EXERCISE AIM —
For the entries that follow, give the number of lines holding the string "fullname" and nothing more.

SUPPLIED RECORDS —
──────────────────────────────

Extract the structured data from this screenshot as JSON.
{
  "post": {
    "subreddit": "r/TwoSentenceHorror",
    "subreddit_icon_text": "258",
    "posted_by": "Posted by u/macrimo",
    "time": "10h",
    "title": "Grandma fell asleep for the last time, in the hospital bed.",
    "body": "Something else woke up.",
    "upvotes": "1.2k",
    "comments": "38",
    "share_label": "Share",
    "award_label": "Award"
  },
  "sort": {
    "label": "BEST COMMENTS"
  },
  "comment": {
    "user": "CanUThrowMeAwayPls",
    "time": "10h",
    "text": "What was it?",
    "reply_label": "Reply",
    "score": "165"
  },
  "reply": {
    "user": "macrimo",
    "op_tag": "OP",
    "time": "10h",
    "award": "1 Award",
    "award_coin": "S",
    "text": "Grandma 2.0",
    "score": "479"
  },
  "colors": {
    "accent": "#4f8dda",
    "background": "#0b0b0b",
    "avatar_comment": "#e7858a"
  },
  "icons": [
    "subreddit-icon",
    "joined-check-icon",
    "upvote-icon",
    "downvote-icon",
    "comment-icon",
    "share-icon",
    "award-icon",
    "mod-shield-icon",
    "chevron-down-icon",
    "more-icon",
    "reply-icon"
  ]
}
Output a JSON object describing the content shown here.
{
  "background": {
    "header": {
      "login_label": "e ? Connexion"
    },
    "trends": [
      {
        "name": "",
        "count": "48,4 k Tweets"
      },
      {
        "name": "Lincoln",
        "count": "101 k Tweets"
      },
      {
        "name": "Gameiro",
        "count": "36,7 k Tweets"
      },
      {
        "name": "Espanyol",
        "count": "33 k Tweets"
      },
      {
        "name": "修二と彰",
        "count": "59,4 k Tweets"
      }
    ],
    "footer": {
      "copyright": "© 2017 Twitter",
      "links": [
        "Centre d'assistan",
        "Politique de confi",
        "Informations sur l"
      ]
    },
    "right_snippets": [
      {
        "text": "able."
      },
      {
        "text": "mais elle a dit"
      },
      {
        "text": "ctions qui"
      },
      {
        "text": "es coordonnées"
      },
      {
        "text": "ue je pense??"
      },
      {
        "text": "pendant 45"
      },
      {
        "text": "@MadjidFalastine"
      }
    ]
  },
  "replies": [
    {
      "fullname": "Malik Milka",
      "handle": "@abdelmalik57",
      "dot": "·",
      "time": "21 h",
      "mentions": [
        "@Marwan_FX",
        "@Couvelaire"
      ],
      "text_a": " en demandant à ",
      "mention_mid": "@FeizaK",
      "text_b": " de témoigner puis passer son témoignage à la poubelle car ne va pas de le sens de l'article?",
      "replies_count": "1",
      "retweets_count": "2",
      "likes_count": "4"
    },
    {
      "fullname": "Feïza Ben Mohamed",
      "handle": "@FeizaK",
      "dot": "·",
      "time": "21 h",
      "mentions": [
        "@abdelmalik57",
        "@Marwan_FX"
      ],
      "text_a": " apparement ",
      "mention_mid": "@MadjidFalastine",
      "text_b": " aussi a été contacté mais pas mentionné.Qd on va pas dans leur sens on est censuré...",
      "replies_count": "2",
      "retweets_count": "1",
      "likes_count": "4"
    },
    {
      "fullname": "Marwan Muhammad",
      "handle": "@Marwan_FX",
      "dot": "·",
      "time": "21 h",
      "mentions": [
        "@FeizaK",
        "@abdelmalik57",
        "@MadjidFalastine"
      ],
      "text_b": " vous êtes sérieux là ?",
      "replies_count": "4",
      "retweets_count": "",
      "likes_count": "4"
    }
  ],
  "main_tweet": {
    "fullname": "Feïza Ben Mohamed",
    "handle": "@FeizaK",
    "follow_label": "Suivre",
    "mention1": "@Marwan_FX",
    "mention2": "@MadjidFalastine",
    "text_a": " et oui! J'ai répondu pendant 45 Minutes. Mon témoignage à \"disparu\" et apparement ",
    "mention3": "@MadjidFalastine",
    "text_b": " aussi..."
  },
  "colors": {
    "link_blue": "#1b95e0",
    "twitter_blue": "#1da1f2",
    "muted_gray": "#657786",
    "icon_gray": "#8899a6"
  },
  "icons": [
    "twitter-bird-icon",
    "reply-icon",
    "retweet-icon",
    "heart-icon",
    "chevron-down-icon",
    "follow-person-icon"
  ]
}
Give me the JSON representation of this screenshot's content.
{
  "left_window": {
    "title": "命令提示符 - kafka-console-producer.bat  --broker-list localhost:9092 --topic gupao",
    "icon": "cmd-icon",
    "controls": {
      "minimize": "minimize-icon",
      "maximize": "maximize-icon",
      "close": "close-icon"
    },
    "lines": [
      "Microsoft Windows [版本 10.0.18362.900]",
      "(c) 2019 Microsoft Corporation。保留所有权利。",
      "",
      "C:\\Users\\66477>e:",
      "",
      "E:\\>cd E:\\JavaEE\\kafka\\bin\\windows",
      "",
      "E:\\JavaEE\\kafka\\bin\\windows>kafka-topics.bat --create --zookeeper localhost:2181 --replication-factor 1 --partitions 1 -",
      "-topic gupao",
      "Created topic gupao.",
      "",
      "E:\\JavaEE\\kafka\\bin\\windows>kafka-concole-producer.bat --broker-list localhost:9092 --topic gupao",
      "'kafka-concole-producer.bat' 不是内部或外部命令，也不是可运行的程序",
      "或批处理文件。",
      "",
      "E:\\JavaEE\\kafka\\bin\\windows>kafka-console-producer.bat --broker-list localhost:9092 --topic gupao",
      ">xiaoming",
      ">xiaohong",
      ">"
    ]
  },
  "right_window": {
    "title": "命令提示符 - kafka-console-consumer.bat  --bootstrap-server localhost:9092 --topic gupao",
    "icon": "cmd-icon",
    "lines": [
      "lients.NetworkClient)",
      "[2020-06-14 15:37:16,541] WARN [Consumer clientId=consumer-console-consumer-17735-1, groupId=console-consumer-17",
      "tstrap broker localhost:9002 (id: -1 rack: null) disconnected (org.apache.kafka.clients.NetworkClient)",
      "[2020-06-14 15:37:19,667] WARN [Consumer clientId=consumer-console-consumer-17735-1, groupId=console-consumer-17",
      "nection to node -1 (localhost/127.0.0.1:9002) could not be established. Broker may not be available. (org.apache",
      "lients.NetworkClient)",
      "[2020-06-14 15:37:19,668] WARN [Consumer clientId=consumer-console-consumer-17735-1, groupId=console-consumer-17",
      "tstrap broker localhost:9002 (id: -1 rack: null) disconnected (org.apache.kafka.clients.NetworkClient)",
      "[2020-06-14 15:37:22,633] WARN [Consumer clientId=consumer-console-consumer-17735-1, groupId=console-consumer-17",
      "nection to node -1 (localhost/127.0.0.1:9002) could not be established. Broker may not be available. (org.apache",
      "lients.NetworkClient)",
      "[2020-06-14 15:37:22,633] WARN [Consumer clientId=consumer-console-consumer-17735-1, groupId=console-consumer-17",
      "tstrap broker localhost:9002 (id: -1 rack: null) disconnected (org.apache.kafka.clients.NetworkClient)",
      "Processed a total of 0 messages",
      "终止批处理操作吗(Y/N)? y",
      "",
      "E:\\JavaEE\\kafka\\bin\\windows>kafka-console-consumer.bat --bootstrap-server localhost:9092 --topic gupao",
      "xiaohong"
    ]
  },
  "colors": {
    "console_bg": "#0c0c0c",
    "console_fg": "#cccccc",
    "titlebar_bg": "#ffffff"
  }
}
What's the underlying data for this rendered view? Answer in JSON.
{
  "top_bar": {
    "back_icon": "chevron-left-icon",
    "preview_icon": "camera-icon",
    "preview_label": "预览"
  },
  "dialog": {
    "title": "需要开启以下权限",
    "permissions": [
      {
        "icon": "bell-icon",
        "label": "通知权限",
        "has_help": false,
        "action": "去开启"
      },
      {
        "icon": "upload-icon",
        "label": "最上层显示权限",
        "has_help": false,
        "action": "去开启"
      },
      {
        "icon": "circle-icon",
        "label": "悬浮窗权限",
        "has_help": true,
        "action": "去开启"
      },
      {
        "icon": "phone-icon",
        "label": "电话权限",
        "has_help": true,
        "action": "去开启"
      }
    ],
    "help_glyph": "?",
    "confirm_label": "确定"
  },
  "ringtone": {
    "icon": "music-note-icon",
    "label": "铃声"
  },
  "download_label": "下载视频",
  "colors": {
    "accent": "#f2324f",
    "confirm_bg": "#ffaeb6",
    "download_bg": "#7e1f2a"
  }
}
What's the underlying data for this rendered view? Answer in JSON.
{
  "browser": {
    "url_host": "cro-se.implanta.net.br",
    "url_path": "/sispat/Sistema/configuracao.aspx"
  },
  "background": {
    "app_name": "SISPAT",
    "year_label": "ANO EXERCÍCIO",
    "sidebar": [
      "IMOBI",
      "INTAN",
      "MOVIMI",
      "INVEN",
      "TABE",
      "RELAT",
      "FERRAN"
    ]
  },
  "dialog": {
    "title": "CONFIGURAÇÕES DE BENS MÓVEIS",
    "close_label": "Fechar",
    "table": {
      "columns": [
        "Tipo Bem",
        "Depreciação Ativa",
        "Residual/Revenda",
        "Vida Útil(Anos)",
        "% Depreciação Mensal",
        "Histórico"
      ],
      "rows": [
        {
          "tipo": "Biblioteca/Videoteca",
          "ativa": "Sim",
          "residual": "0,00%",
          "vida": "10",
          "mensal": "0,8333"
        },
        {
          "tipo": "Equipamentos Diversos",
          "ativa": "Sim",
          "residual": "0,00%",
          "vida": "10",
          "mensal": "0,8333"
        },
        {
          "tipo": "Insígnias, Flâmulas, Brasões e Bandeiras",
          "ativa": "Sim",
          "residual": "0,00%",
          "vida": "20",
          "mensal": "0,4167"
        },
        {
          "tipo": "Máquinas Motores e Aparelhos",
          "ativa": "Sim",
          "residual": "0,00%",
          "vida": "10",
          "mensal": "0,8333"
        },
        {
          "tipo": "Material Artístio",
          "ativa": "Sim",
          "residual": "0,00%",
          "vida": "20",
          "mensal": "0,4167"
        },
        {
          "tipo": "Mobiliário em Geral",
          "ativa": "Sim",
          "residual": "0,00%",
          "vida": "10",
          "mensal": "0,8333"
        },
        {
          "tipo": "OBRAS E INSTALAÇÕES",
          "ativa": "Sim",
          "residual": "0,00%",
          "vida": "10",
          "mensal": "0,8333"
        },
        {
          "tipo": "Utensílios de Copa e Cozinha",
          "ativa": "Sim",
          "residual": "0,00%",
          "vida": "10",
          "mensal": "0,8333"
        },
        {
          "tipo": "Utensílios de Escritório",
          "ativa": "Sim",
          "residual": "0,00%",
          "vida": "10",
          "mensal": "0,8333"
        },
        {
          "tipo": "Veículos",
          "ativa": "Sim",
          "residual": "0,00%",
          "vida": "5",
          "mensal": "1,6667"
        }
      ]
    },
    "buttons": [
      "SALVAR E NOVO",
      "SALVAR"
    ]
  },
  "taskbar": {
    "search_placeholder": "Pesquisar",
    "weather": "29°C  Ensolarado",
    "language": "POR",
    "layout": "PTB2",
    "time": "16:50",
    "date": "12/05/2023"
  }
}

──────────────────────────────

SOLUTION BELOW —
4